I don’t know what I thought about Barry Kripke. TV Squad found there no purpose to his speech impediment, and that’s true, but I don’t necessarily find it a flaw either. It was humorous, and the entire storyline was. I have nothing against his appearance in the show, though I was surprised they introduced an entirely new character as a nemesis. I was sure they’d just pluck up some of their other regulars.

Anyway, so I enjoyed the episode. Maybe I’m just more heartless, so Howard’s pain didn’t mean as much to me and I could therefore take humor in his hardships. Hmmm. Though he is our favorite Moist. So he must mean something.

(Dr. Horrible reference, people. I hope you caught that.)

SAG, don’t go breaking our hearts

I just came across this post on TV Squad: The SAG Strikes Back. No, the Screen Actor’s Guild has not yet decided whether or not to strike, but things really aren’t looking good. You all know my opinion: I will kick them in the face. But it still worries me.

TV Squad got their info here, which was just posted yesterday. Looks like they might be taking a vote on January 2. Of course, this doesn’t mean we’ll know then. Votes will be counted and then we’ll know their yes or no responses on the 23rd. Again, this won’t mean strike, but it won’t mean good things either.

A strike could mean the stopping of our favorite shows…again. What irritates me is that a strike could basically lead to the end of creative programming as we know it.

It sounds like a leap, but think about it. Because of the Writers’ Strike last year, a lot of sophomore favorites got cut short this fall: Pushing Daisies and Eli Stone are two shows deserving of more seasons. Ironically, two shows that show more writer creativity than many others out there.

And if you think about it, what do you put on the air if the actors won’t show up? Reality TV. You can bet a lot of those contestants aren’t SAG members, even if the hosts are.

Can shows go on without actors? Probably not. No one’s going to watch The Office without Michael, Dwight, and Jim. So why not start new shows?

Who’s going to write them? No one. With the Writers’ Strike, you can bet that the actors were there supporting the writers, hauling picket signs through the trenches (and in our Cambridge rally, there were slushy snow trenches). What would the actors think if the writers turned their backs now?

That’s right, it’s a close-knit community, and writers would get put in the middle. They wouldn’t be at work either.

So if we can’t write new shows and shows now don’t survive–and there’s additional reality television–where is television going? Down the crapper. The art is being taken away from it. There’s nowhere left to go.

So, actors, if you ever want to deserve those awards you get, don’t strike. Let the art of the performance remain.

I’ll leave you with this, actors. Just to show you the lack of support around you right now. the beginning of TV Squad’s great post:

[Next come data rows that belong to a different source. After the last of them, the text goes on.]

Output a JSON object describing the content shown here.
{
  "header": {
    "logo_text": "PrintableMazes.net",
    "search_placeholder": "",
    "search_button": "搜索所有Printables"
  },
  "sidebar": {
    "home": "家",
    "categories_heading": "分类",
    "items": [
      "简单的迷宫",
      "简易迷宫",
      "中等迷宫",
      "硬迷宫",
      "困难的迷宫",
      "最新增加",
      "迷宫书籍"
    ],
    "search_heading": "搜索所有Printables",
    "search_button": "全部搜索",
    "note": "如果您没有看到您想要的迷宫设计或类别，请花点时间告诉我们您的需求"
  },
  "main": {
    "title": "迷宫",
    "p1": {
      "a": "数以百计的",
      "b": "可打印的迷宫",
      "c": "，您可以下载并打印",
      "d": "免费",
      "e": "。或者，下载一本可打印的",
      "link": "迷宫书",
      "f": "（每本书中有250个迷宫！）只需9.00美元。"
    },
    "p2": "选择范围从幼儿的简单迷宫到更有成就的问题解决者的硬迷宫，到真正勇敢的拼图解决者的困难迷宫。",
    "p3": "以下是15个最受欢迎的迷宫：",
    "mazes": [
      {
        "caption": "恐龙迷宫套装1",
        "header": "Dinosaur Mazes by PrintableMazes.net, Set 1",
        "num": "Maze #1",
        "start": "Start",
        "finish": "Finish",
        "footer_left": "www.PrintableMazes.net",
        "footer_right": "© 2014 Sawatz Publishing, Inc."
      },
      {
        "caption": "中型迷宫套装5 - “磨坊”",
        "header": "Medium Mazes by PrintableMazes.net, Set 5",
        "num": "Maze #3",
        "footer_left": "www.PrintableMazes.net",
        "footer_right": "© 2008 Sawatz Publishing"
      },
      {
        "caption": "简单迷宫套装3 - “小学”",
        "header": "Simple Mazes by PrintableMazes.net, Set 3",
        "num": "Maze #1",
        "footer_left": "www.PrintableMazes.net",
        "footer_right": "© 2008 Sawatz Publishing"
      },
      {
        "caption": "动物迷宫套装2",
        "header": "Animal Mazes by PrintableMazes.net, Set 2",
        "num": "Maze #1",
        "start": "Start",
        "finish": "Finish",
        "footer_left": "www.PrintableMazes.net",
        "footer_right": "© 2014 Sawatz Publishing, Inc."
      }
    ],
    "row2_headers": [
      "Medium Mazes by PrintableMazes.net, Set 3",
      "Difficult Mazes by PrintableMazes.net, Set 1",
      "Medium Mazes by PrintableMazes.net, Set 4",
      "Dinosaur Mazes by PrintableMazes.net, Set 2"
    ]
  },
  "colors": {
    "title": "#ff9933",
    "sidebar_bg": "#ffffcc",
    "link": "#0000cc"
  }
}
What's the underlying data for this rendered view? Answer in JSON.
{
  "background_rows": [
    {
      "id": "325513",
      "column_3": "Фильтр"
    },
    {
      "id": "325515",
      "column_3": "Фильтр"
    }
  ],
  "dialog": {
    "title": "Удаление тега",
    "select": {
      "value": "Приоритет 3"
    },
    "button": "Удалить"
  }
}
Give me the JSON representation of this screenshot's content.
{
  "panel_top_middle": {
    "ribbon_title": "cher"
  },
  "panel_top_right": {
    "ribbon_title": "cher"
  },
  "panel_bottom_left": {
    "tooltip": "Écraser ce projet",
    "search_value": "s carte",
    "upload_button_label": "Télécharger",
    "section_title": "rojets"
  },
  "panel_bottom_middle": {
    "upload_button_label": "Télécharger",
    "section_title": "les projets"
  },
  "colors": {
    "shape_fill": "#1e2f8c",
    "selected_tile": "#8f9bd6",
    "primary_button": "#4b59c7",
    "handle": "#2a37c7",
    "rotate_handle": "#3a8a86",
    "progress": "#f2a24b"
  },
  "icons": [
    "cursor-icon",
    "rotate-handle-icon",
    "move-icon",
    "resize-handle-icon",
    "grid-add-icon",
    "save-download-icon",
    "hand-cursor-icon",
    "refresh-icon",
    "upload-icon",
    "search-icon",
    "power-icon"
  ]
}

Remember the good old days when dock workers, air traffic controllers, teachers, and strike placard makers went on strike? Good, hard-working people who didn’t make much money but put their bodies and well-being on the line every day to improve themselves and their community. In exchange, they received measly little things like health insurance, safe work conditions, and a vending machine in the break room that didn’t eat quarters, dollars or fingers.

Those Norma Rae days are long gone.